Session ends: Charter schools, judicial remap bills fail

Session ends: Charter schools, judicial remap bills fail

April 20th, 2013 by Andy Sher in Local Regional News

The Tennessee Capitol

Photo by Associated Press/Times Free Press.

NASHVILLE - The 108th General Assembly adjourned for the year on Friday with the Senate refusing to proceed with a major charter school bill after the House earlier shot down a Senate-backed judicial redistricting plan.

But as senators and representatives wrapped up their annual session at the earliest date in 23 years, they did give final approval to two Hamilton County lawmakers' proposed 13-month moratorium on municipal annexation.

"I do think we had a successful General Assembly," Republican Speaker Ron Ramsey, of Blountville, later told reporters, citing passage this week of the state's $32.7 billion budget and success earlier in the session on Gov. Bill Haslam's overhaul of workers compensation and other measures.

Haslam later told reporters a lot was accomplished this year.

"First of all, we passed a budget which I'm a little prejudiced about. It cuts taxes. It adds $100 million to the Rainy Day [reserve] fund."

The failure of a statewide charter school "authorizer" was a blow to Republican House Speaker Beth Harwell, of Nashville, who championed the proposal. The bill created a new entity and gave it firm authority to overrule local school systems' rejection of applications for would-be operators and make the decision stick.

As amended, the bill would initially have affected the five school systems in which the bottom 5 percent of schools are located. They are Hamilton, Davidson, Knox and Hardeman counties plus Memphis city schools.
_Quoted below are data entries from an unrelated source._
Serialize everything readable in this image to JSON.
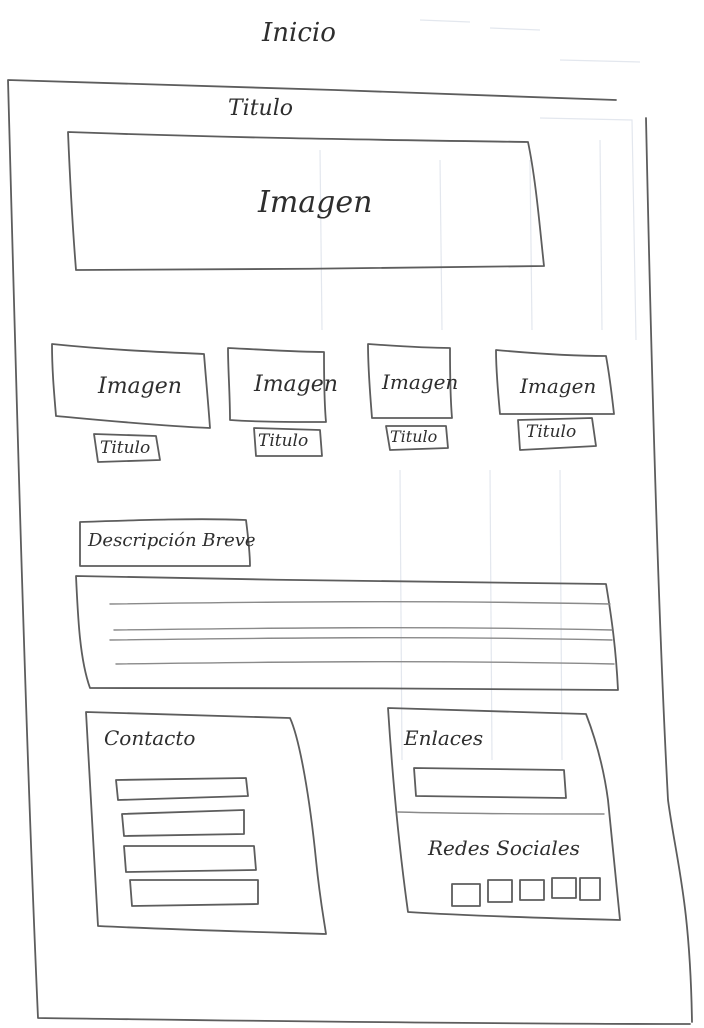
{
  "page": {
    "title": "Inicio"
  },
  "header": {
    "title": "Titulo"
  },
  "hero": {
    "label": "Imagen"
  },
  "gallery": {
    "items": [
      {
        "image_label": "Imagen",
        "title": "Titulo"
      },
      {
        "image_label": "Imagen",
        "title": "Titulo"
      },
      {
        "image_label": "Imagen",
        "title": "Titulo"
      },
      {
        "image_label": "Imagen",
        "title": "Titulo"
      }
    ]
  },
  "description": {
    "label": "Descripción Breve"
  },
  "contact": {
    "label": "Contacto"
  },
  "links": {
    "label": "Enlaces"
  },
  "social": {
    "label": "Redes Sociales",
    "icon_count": 5
  }
}
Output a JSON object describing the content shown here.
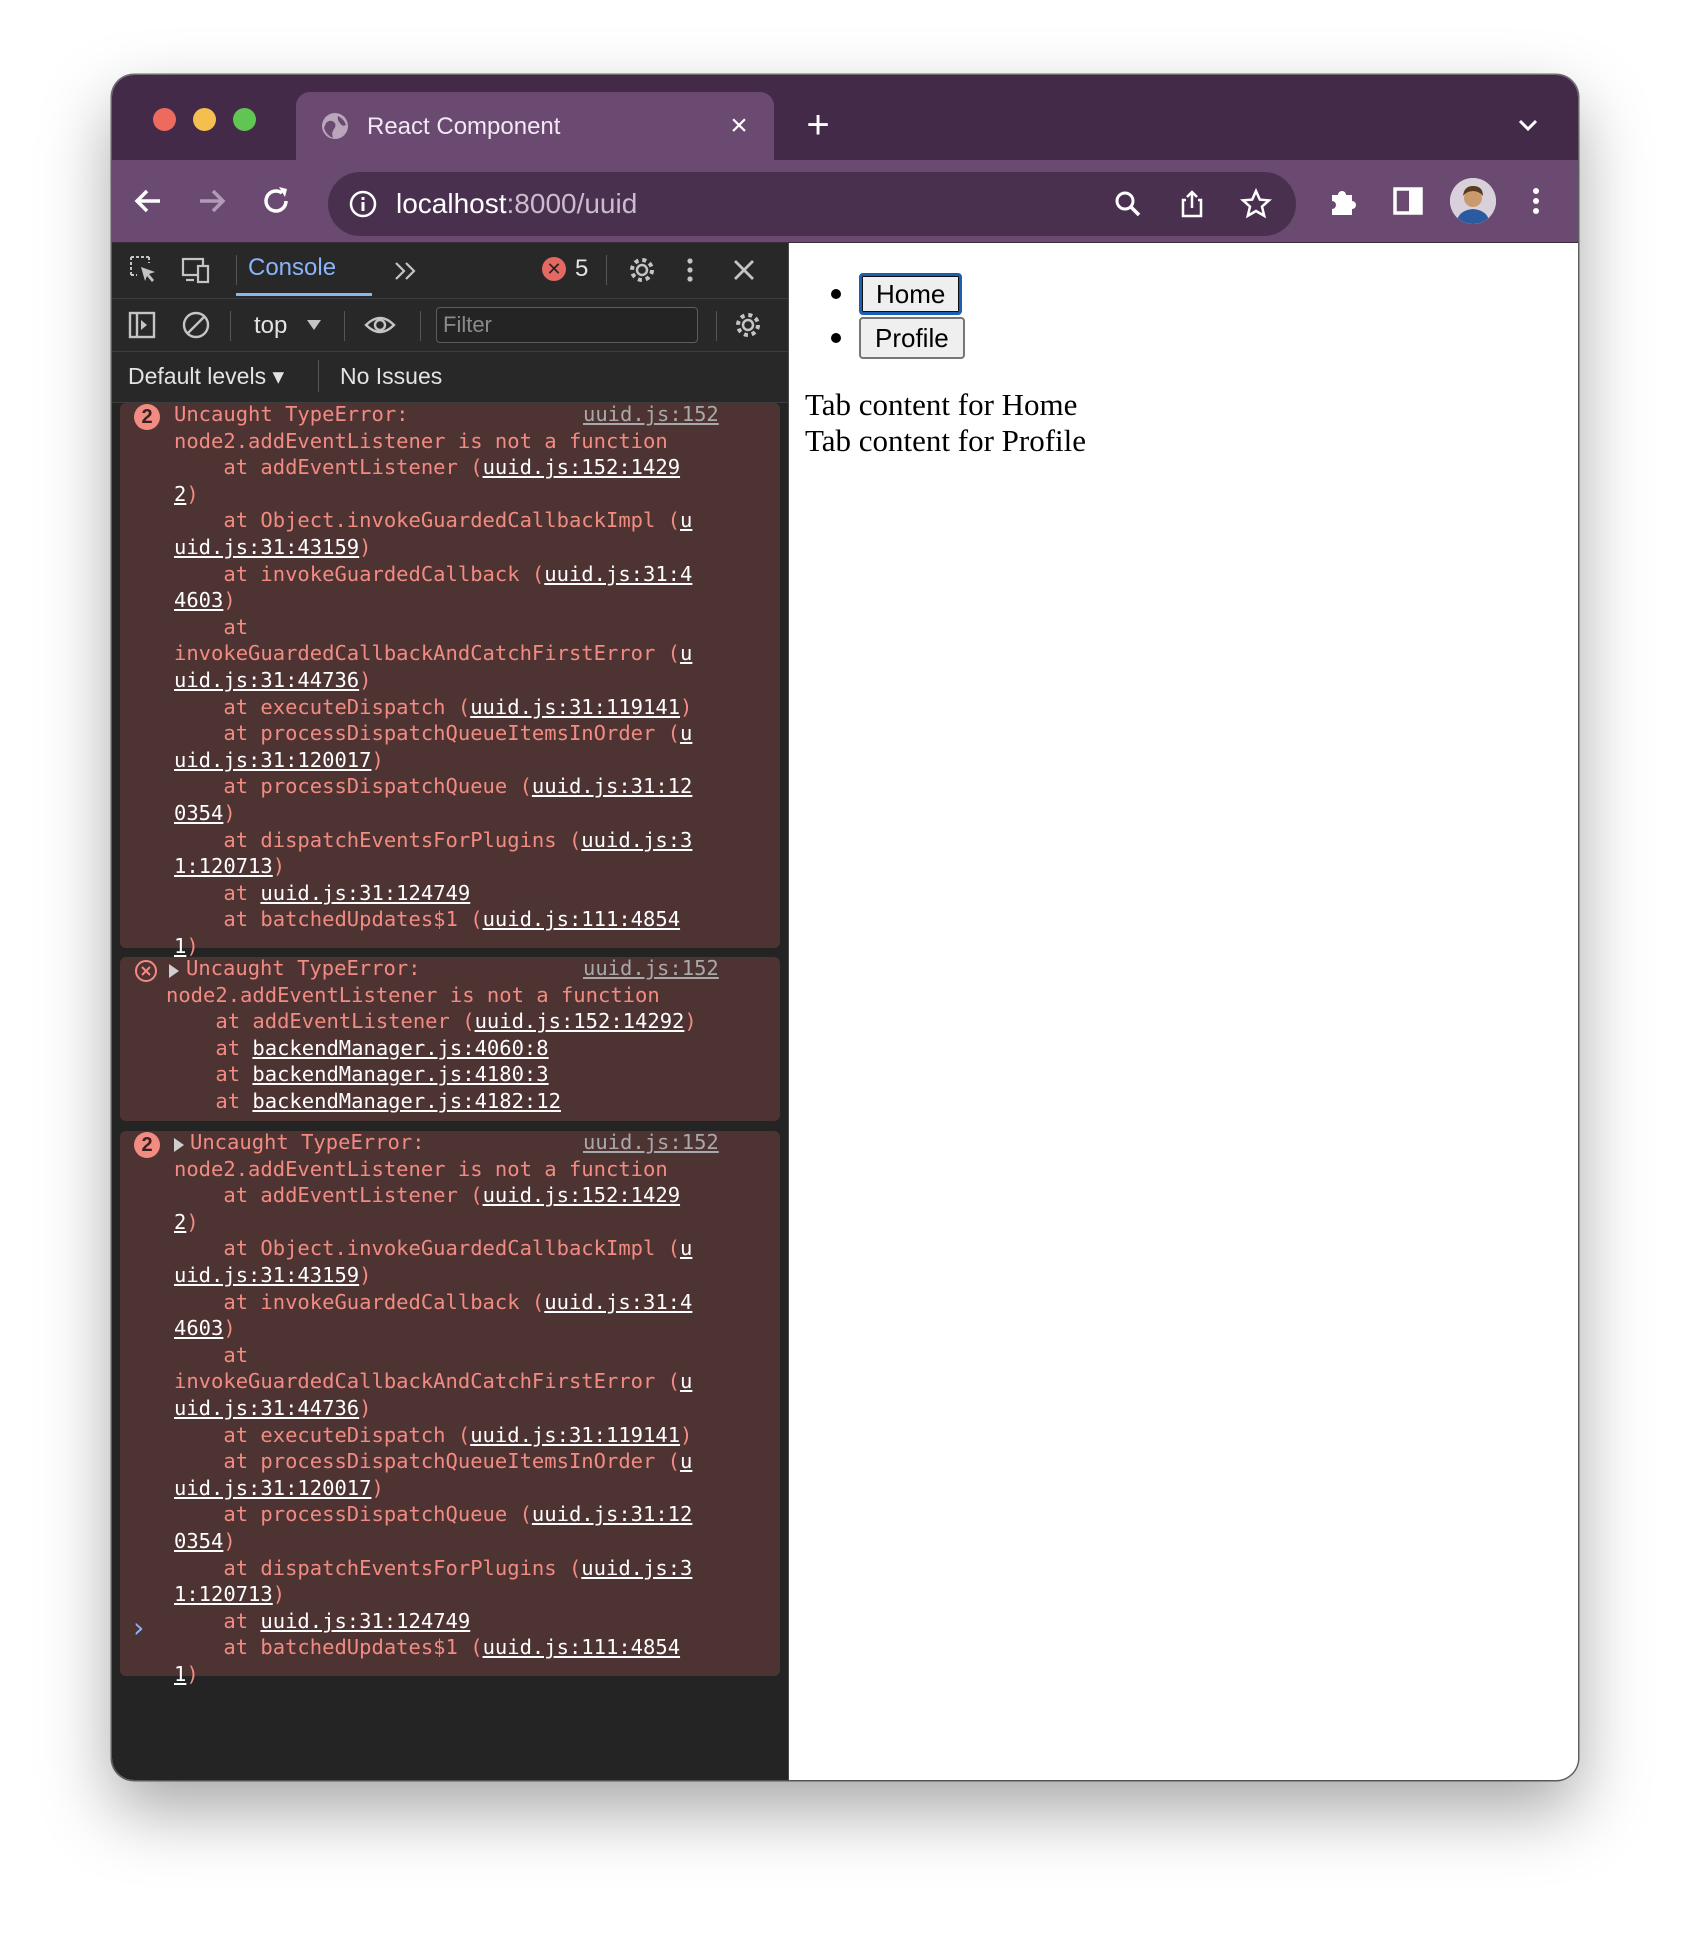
{
  "browser": {
    "tab_title": "React Component",
    "url_host": "localhost",
    "url_path": ":8000/uuid",
    "colors": {
      "frame": "#432a48",
      "toolbar": "#6b4a72",
      "omnibox": "#4a304f"
    }
  },
  "devtools": {
    "console_tab": "Console",
    "error_count": "5",
    "context": "top",
    "filter_placeholder": "Filter",
    "levels": "Default levels",
    "issues": "No Issues",
    "messages": [
      {
        "badge": "2",
        "lines": [
          "Uncaught TypeError:",
          "node2.addEventListener is not a function",
          "    at addEventListener (",
          "uuid.js:152:1429",
          "2",
          "    at Object.invokeGuardedCallbackImpl (",
          "u",
          "uid.js:31:43159",
          "    at invokeGuardedCallback (",
          "uuid.js:31:4",
          "4603",
          "    at",
          "invokeGuardedCallbackAndCatchFirstError (",
          "u",
          "uid.js:31:44736",
          "    at executeDispatch (",
          "uuid.js:31:119141",
          "    at processDispatchQueueItemsInOrder (",
          "u",
          "uid.js:31:120017",
          "    at processDispatchQueue (",
          "uuid.js:31:12",
          "0354",
          "    at dispatchEventsForPlugins (",
          "uuid.js:3",
          "1:120713",
          "    at ",
          "uuid.js:31:124749",
          "    at batchedUpdates$1 (",
          "uuid.js:111:4854",
          "1"
        ],
        "source": "uuid.js:152"
      },
      {
        "lines": [
          "Uncaught TypeError:",
          "node2.addEventListener is not a function",
          "    at addEventListener (",
          "uuid.js:152:14292",
          "    at ",
          "backendManager.js:4060:8",
          "backendManager.js:4180:3",
          "backendManager.js:4182:12"
        ],
        "source": "uuid.js:152"
      },
      {
        "badge": "2",
        "source": "uuid.js:152"
      }
    ]
  },
  "page": {
    "tabs": [
      "Home",
      "Profile"
    ],
    "content": [
      "Tab content for Home",
      "Tab content for Profile"
    ]
  }
}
Charter schools are publicly funded, privately run schools that don't have to operate under some of the regulations that traditional public schools face.

As amended, the bill did away with the new "authorizer" and strengthened the State Board of Education's role. Also left on the table was another bill with a provision allowing for-profit companies to run the non-profit schools.

Ramsey, meanwhile, had pushed for the state's first redrawing of judicial districts in 29 years. The proposal had started with redrawing most of the state's existing 31 judicial districts. But facing stiff opposition from judges, district attorneys and public defenders, Ramsey retreated to a far most modest plan that affected a handful of districts.

Still, the House wasn't happy. Rep. Judd Matheney, R-Tullahoma, and Rep. Bill Sanderson, R-Kent, whose districts were among those affected, rallied a bipartisan coalition of lawmakers who smacked the bill down on a 66-28 vote.

The annexation bill arose out of Hamilton County and its disputes with recent Chattanooga efforts. Sponsored by Senate Speaker Pro Tempore Bo Watson, R-Hixson, and Rep. Mike Carter, R-Ooltewah, the bill originally would have required voters in areas cities wish to annex to first have the right to a referendum vote.

After encountering fierce opposition from cities and lawmakers who don't have similar battles, the bill was substantially revised and the referendum portion discarded.

A conference committee ironed out differences in the House and Senate bills. In the end, the bill establishes a moratorium on annexation from April 15 to May 15, 2014, during which time the Tennessee Advisory Commission on Intergovernmental Relations will study annexation issues and come up with recommendations.

The moratorium would affect only annexations dealing with residential and agricultural land. Commercial, retail and industrial property are exempted, as are annexations in which owners petition to come into a city.

In an effort to soothe fears of legislative opponents that it would still harm local economic development and job creation efforts, the bill would allow cities to petition county governments to opt out. The original House bill left out 15 counties. Senators refused to go along, leaving many House members upset.

Rep. William Lamberth, R-Portland, wanted out.

"If it's good for Chattanooga and others to have a moratorium, good, but leave us out," he said.

Carter said nearly a dozen anti-annexation bills were introduced this year by other lawmakers.

"It is not just a Hamilton County problem," he said. "This is a problem across the state."

The conference committee report flew through the Senate on a 26-0 vote. The House approved it 58-32.

Contact staff writer Andy Sher at 615-255-0550 or asher@timesfreepress.com.